= Your goal =
Could you report every line from the entries that includes the word "price"?

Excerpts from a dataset
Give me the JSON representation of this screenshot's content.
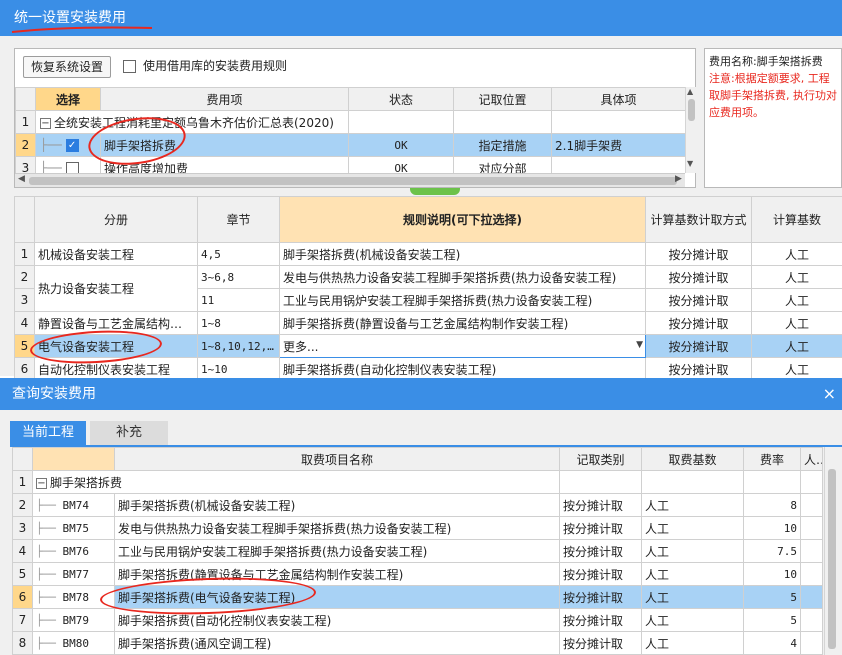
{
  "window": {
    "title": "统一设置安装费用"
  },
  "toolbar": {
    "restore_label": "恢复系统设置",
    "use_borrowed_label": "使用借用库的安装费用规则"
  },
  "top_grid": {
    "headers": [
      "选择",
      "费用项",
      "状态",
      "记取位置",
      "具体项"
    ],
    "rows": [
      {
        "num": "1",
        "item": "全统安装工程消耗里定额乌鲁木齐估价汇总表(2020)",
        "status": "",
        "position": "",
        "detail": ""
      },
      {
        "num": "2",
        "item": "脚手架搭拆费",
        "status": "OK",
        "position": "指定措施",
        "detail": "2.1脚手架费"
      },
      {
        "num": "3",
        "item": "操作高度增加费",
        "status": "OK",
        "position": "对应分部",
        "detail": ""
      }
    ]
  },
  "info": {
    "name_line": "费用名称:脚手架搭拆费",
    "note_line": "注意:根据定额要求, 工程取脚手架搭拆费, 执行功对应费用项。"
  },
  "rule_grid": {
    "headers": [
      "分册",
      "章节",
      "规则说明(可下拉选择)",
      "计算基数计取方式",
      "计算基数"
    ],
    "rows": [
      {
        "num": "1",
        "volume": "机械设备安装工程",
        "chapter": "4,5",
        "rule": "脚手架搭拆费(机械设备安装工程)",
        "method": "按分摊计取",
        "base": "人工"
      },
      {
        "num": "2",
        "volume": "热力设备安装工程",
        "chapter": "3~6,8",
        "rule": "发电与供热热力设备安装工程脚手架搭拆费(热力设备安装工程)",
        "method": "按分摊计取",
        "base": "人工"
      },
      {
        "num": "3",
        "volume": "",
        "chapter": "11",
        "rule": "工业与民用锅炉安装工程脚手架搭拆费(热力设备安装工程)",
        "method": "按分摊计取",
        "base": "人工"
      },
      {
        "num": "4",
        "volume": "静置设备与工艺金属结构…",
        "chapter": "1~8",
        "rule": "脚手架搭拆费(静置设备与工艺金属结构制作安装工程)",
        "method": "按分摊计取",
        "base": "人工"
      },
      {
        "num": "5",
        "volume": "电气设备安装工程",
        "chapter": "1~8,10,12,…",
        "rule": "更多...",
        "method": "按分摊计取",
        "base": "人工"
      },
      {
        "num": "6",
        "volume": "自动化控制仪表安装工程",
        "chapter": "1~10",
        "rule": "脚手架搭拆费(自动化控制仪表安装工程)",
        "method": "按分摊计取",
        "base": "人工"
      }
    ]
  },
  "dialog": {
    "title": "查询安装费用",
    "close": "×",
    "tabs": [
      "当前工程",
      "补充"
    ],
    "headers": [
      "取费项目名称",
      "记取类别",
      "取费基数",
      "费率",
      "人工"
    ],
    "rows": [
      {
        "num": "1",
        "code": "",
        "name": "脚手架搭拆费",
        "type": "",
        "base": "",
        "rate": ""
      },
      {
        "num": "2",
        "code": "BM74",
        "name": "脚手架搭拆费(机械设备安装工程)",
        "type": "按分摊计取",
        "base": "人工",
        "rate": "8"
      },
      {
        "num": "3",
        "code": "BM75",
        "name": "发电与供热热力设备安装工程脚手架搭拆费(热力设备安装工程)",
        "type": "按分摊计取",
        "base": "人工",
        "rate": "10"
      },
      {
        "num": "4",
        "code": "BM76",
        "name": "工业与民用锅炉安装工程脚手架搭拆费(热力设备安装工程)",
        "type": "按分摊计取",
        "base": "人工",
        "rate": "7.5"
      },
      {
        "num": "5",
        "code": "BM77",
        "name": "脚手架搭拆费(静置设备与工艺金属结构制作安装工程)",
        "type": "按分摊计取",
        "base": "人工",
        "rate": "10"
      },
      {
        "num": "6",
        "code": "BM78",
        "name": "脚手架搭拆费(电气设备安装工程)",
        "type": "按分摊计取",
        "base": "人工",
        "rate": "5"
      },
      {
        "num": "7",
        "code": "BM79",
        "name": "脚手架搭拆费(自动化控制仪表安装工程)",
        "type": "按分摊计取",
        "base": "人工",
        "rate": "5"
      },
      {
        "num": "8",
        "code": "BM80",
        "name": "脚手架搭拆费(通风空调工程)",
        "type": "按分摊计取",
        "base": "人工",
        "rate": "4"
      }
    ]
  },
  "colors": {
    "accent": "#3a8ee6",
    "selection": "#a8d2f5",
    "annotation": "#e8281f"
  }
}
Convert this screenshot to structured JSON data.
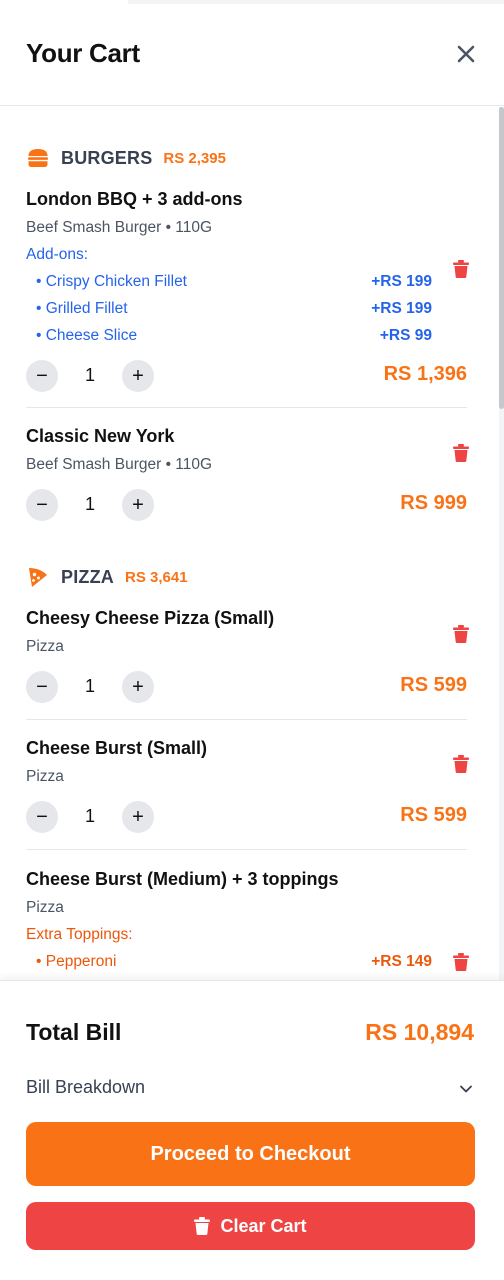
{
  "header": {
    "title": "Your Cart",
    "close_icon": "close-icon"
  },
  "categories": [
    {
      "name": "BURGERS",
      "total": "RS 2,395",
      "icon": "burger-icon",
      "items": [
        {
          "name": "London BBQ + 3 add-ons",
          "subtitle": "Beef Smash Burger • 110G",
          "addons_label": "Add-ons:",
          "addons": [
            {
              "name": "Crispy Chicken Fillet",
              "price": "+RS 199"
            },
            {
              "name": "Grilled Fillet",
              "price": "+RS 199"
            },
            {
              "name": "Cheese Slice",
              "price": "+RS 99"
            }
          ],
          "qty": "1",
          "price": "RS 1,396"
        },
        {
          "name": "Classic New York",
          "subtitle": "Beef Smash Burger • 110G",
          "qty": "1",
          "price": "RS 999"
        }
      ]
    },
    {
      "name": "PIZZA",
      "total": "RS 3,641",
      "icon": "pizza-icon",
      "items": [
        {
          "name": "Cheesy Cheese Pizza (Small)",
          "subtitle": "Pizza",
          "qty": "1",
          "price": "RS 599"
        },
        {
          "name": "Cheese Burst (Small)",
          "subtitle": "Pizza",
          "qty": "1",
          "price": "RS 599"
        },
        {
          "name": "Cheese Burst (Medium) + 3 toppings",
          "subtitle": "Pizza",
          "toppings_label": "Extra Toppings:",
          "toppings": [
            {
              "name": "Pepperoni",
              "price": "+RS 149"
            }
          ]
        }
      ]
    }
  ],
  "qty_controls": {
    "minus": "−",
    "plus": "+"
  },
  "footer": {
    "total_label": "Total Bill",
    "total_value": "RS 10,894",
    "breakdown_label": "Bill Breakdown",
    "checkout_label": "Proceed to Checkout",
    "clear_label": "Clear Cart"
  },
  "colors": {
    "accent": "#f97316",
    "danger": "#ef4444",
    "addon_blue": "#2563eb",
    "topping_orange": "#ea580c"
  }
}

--

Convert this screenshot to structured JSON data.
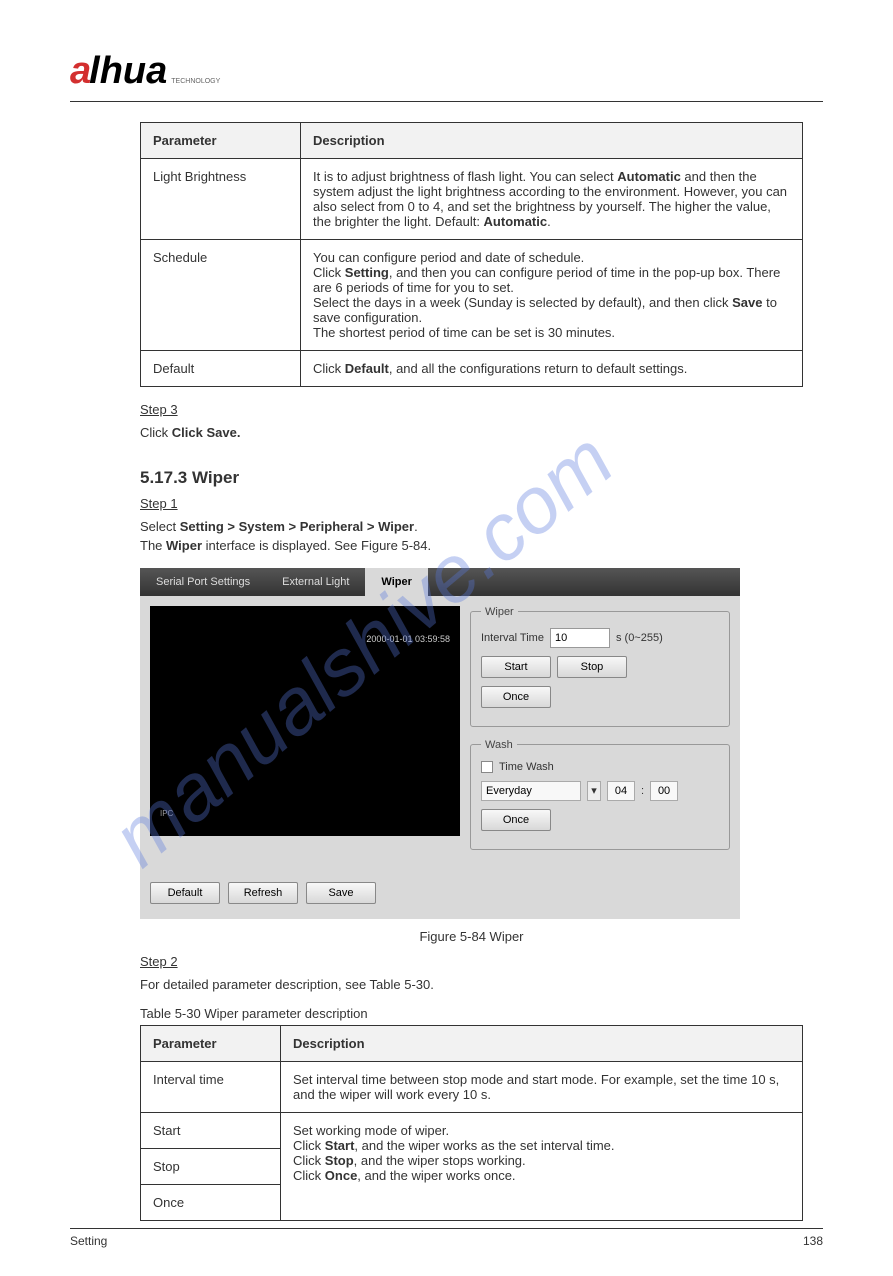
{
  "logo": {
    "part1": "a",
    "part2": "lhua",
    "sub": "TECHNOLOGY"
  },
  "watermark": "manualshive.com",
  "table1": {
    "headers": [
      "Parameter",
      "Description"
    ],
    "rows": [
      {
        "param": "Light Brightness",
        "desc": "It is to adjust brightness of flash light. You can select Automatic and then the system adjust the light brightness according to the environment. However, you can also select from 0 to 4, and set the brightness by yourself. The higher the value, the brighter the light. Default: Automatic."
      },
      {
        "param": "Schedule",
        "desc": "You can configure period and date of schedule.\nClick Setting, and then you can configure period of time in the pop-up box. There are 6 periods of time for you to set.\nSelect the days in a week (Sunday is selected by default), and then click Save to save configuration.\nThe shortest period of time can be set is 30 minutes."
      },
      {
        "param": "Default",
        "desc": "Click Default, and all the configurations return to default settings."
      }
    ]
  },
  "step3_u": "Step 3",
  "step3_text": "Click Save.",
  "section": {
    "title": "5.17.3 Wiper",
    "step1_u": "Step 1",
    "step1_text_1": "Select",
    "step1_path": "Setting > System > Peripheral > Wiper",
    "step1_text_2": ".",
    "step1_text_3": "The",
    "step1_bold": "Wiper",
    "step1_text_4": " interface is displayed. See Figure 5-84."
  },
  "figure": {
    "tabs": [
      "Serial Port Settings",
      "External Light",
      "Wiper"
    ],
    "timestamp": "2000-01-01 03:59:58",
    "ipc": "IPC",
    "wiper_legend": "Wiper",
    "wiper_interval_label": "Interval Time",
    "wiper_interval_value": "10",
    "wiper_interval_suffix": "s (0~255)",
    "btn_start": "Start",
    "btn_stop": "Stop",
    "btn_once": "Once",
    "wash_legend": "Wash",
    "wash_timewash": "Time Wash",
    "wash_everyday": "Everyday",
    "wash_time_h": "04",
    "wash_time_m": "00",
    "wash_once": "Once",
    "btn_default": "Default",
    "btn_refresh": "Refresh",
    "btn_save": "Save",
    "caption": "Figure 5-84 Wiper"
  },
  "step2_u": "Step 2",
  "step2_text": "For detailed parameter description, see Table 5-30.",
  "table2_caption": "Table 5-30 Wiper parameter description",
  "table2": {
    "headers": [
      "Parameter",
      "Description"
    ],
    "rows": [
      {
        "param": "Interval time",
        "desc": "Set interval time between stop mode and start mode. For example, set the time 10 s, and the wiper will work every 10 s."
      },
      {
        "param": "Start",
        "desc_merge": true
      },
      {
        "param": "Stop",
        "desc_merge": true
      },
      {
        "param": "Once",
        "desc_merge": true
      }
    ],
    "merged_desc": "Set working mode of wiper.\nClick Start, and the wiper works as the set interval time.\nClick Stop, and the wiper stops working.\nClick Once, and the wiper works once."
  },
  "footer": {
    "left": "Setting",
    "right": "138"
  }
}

= Solution for this task =
              "price": "+RS 199"
              "price": "+RS 199"
              "price": "+RS 99"
          "price": "RS 1,396"
          "price": "RS 999"
          "price": "RS 599"
          "price": "RS 599"
              "price": "+RS 149"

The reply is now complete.